With a desire to lower the DFWI rate without compromising the academic integrity of the course, KSU faculty and staff decided to alter the WELL 1000 objectives while also replacing the textbook with online courseware that equipped students with more emerging technologies to help boost student engagement.…Read More

3 smart marketing strategies to boost student engagement and retention

There’s a problem that every institution faces, no matter its level of size or ranking: keeping students engaged, excited, and, most importantly, enrolled.

As increasing competition crowds the higher education marketplace, two questions continue to plague enrollment management personnel: How do we capture the attention of our target audience, and how do we keep prospective students engaged throughout the admission and enrollment process?

These questions are something that all institutions must consider, especially in today’s rapidly changing academic landscape. Many institutions also face the same challenges when responding to these questions: decreasing budgets and a lack of internal resources.…Read More

University research will evaluate physical data to gauge teacher effectiveness

GSR technology could give an advantage to 'tyrannical' teachers, Ravitch says.

A student’s physical reaction to a classroom lesson soon could be used to judge how successful—or unsuccessful—an educator is in keeping students engaged.

Researchers and Clemson University received a nearly $500,000 grant from the Bill & Melinda Gates Foundation in November to study Galvanic Skin Response (GSR) bracelets, which house sensors that measure a student’s physical reaction to learning—such as increased sweating—and uses the data as a way to grade an educator’s performance.

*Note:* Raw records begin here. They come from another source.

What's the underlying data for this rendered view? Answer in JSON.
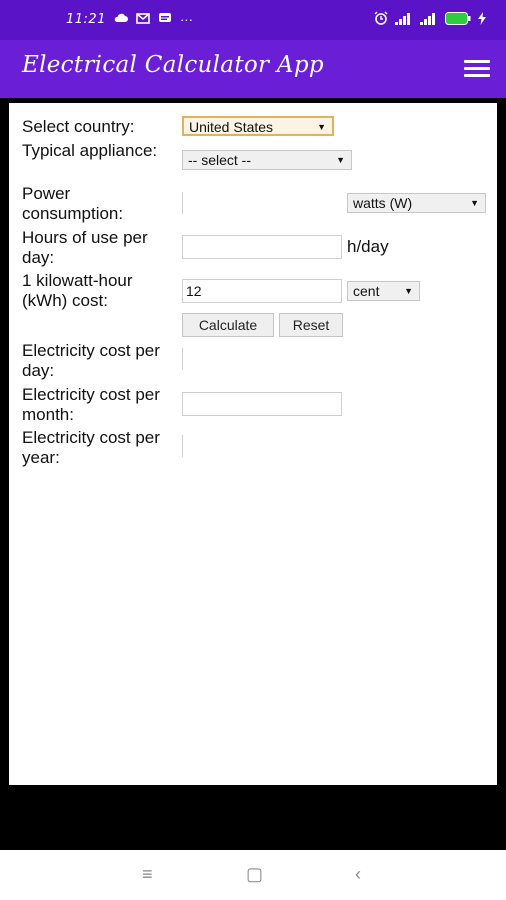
{
  "status": {
    "time": "11:21",
    "more": "···",
    "battery": "100"
  },
  "app": {
    "title": "Electrical Calculator App"
  },
  "form": {
    "country": {
      "label": "Select country:",
      "value": "United States"
    },
    "appliance": {
      "label": "Typical appliance:",
      "value": "-- select --"
    },
    "power": {
      "label": "Power consumption:",
      "value": "",
      "unit": "watts (W)"
    },
    "hours": {
      "label": "Hours of use per day:",
      "value": "",
      "suffix": "h/day"
    },
    "kwh_cost": {
      "label": "1 kilowatt-hour (kWh) cost:",
      "value": "12",
      "unit": "cent"
    },
    "buttons": {
      "calculate": "Calculate",
      "reset": "Reset"
    },
    "cost_day": {
      "label": "Electricity cost per day:",
      "value": ""
    },
    "cost_month": {
      "label": "Electricity cost per month:",
      "value": ""
    },
    "cost_year": {
      "label": "Electricity cost per year:",
      "value": ""
    }
  },
  "nav": {
    "menu": "≡",
    "home": "▢",
    "back": "‹"
  }
}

Wireless sensors produce readouts showing whether students are alert, anxious, bored, or excited in the classroom, and as Clemson researchers determine the reliability of this experimental technological gauge, many in education are skeptical of the GSR bracelets as a mainstream classroom tool.…Read More

Can Twitter use help improve grades? Some researchers think so

Twitter use helped students communicate more with their instructors.

Twitter use might be more than an extracurricular activity for college students, according to researchers from three universities whose work suggests that using the popular microblogging service to discuss academics could help bolster student engagement and success.

In an article published in the Journal of Computer Assisted Learning Nov. 12, researchers unveiled findings from a midsized college campus that suggest students who communicated through Twitter during and after class had a GPA of about a half-point higher than students who didn’t use the social media site.

Students who used Twitter also scored higher on a student engagement exam administered at the college, which was unnamed in the article, titled “The Effect of Twitter on College Student Engagement and Grades.”…Read More

Can social media cure low student engagement?

Students can access an array of education applications of Facebook Courses.
Students can access an array of education applications from Facebook Courses.

Keeping college students and their professors connected through social media outlets could be key in boosting graduation rates, education technology experts said during a panel discussion at Social Media Week in New York.

Social Media Week ran through the first week of February in five cities worldwide—New York City, San Francisco, London, Sao Paulo, and Toronto—and authorities from the business world, academia, and other fields discussed how social media sites like Twitter and Facebook are shaping global culture.

During a Feb. 6 session called “The Future of Social Media in Higher Education,” a five-person panel explored how colleges can use social networking to communicate with traditional and nontraditional students, what impact the new Apple iPad might have on student-faculty communication, and why Blackboard is not meeting some students’ social media needs.…Read More